「Workshop, by Malene Rix」

Malene Rix

Malene Rix

Executive advisor and trainer in negotiation and process facilititation


In this workshop, Ms Rix shared the basics of negotiation, emphasized the importance of listening, and led the participants through a negotiation exercise.

Malene Rix

Malene Rix, an executive advisor and trainer in negotiation and process facilitation, led this workshop on negotiation skills. She opened with a general definition of a negotiation and spoke about a quality that many women have that makes them very good negotiators and explained why it is such an advantage.

She taught the participants about how each party sees the result through their own lenses and how the process and the relationship are significant. She listed the various filters that people have on their lenses (gender, culture, age, educational background) and then explained why they are important and which filter is the strongest of them all.

Malene Rix

AS an exercise, Ms. Rex asked the participants to spend a few minutes sharing their own previous negotiation experiences with each other. When she asked for examples from their conversations, a participant said she and her partner talked about how to negotiate with a really strong person from a different culture. Ms. Rix advised her of the steps that must be followed before the negotiation even begins to ensure that the playing field is level and why beginning a negotiation before those steps are completed can lead to a less than optimal result.

“Having been brought up in a collectivist culture, you (Japanese) have something for free that the rest of us (from individualistic cultures) have to struggle really hard to get, which is to look out for the other person and their needs,” she said. She explained how that could also become an Achilles heel and what to say and do to ensure that it didn’t become one. She reminded the participants of the fundamental purpose of a negotiation and told them the one question to ask their negotiating partner after he or she says “no” to keep the negotiation alive.

Ms. Rex explained the reason that some women negotiate skillfully on behalf of their company or family, but don’t skillfully negotiate on their own behalf. She advised the participants on how to approach a negotiation and then on how to know when to walk away if they aren’t getting what they asked for.

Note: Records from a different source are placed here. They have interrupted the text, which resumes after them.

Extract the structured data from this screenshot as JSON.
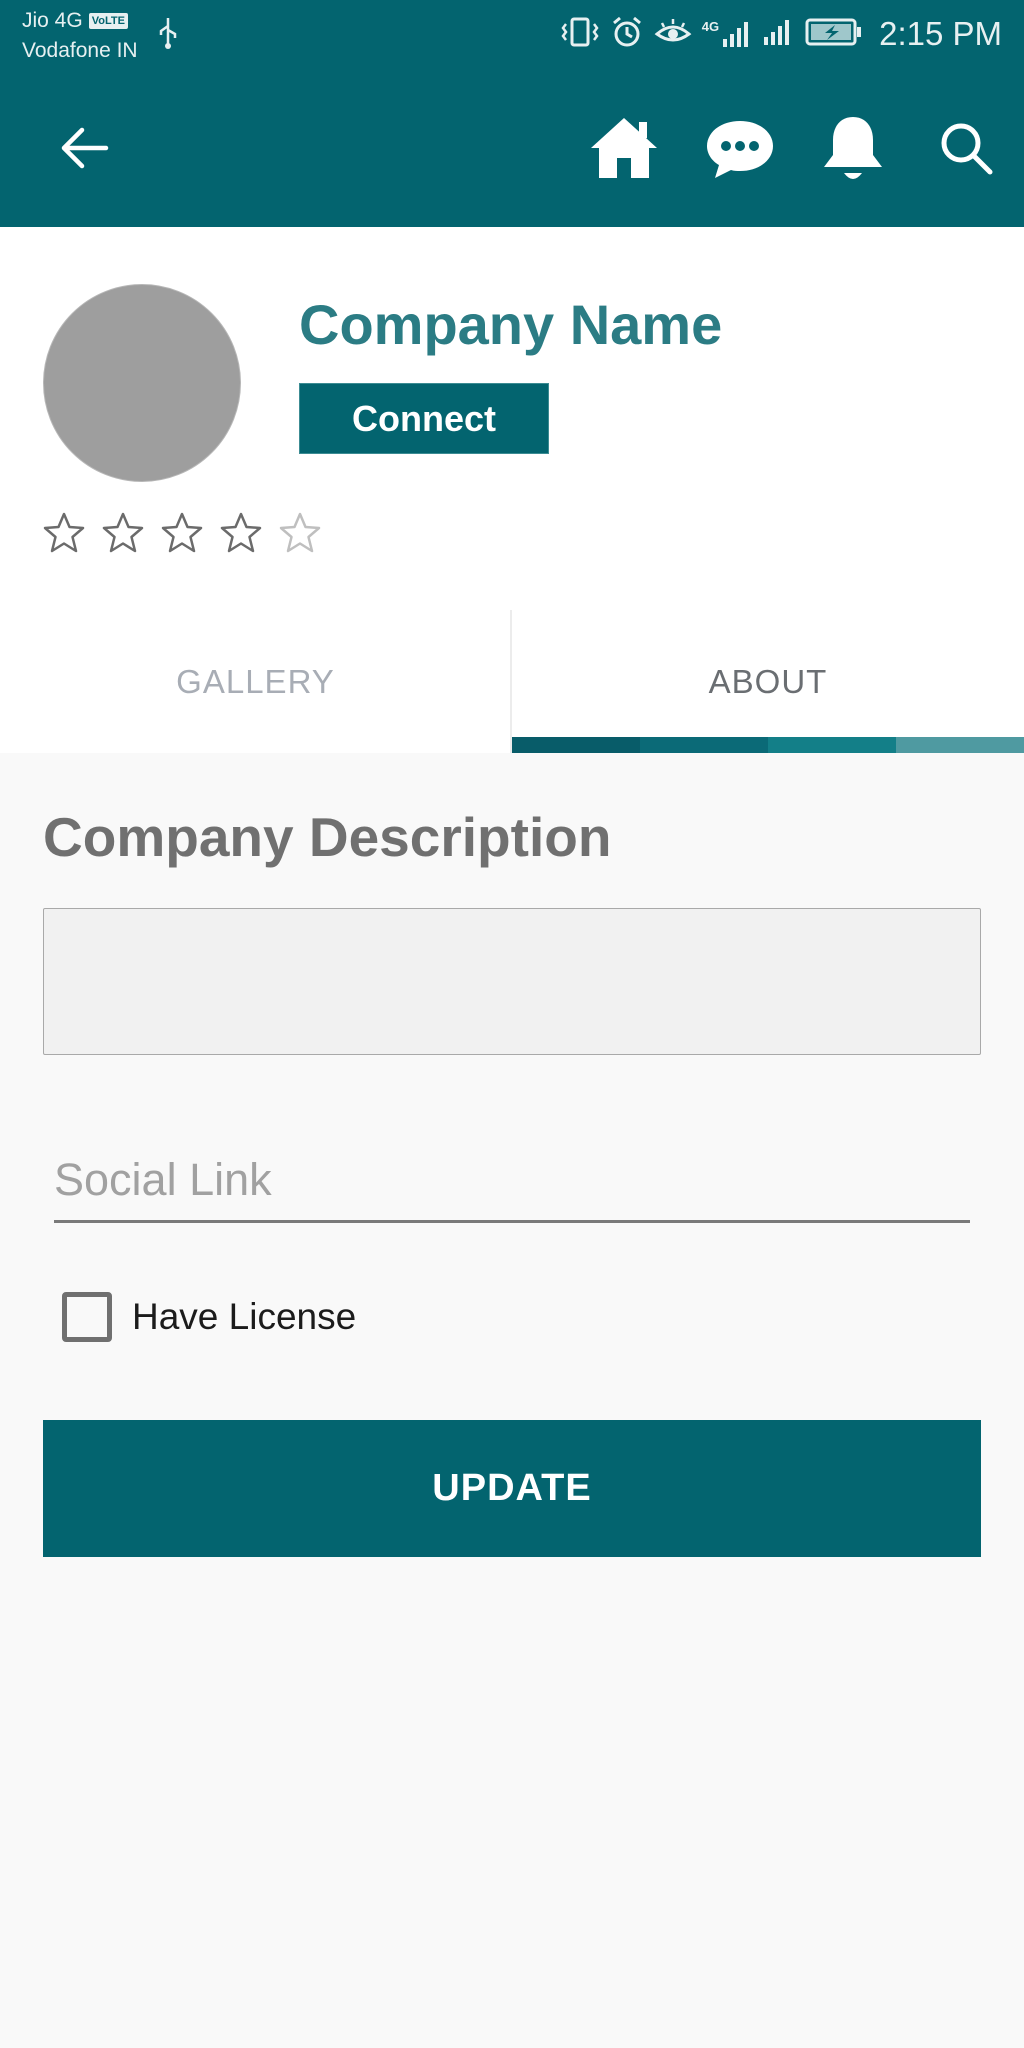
{
  "status_bar": {
    "carrier1": "Jio 4G",
    "volte": "VoLTE",
    "carrier2": "Vodafone IN",
    "network": "4G",
    "time": "2:15 PM"
  },
  "app_bar": {
    "icons": [
      "back-arrow-icon",
      "home-icon",
      "chat-icon",
      "bell-icon",
      "search-icon"
    ]
  },
  "profile": {
    "company_name": "Company Name",
    "connect_label": "Connect",
    "rating": {
      "filled": 4,
      "max": 5
    }
  },
  "tabs": [
    {
      "label": "GALLERY",
      "active": false
    },
    {
      "label": "ABOUT",
      "active": true
    }
  ],
  "about": {
    "section_title": "Company Description",
    "description_value": "",
    "social_placeholder": "Social Link",
    "license_label": "Have License",
    "license_checked": false,
    "update_label": "UPDATE"
  },
  "colors": {
    "primary": "#03646f",
    "accent_text": "#2b7c84",
    "indicator": [
      "#085c69",
      "#0b6a77",
      "#137f88",
      "#4f9aa1"
    ]
  }
}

Malene Rix

“Children are great negotiators; they know that the no is the beginning of the negotiation, not the end.” She also explained what children understand that women often don’t, and how we can learn from them.
She emphasized that women often worry that a “no” will damage the relationship, but men don’t usually worry about that.

A participant asked how much time should be spent asking questions in a negotiation. Ms. Rex replied by giving the percentage of time that she thinks is optimal for asking questions and then reminded the participants to keep the goal of the negotiation in their mind at all times.

Ms. Rex offered valuable advice when asked a question about how to teach young girls to negotiate; “We teach girls that disagreement is bad, so they learn to compromise. We teach boys that it is okay to disagree and they learn to negotiate.”

円卓会議の様子 円卓会議の様子 円卓会議の様子



ayako7777 さん


takeo さん

NO/だめ、と誰かに言われるたびに凹む必要は全くない、とリックス先生。 NOと言われたら、感情的になって怒ったり泣いたりするか。それとも、平静をキープしつつ違う角度から話を進めるか。効果的なのは明らかに後者。時には距離を置くことも大事だし、自分を譲るような頭の中の雑音を切って、本当に自分が欲しいものをゲットするのよ、という彼女のアドバイスは早速仕事に取り入れています。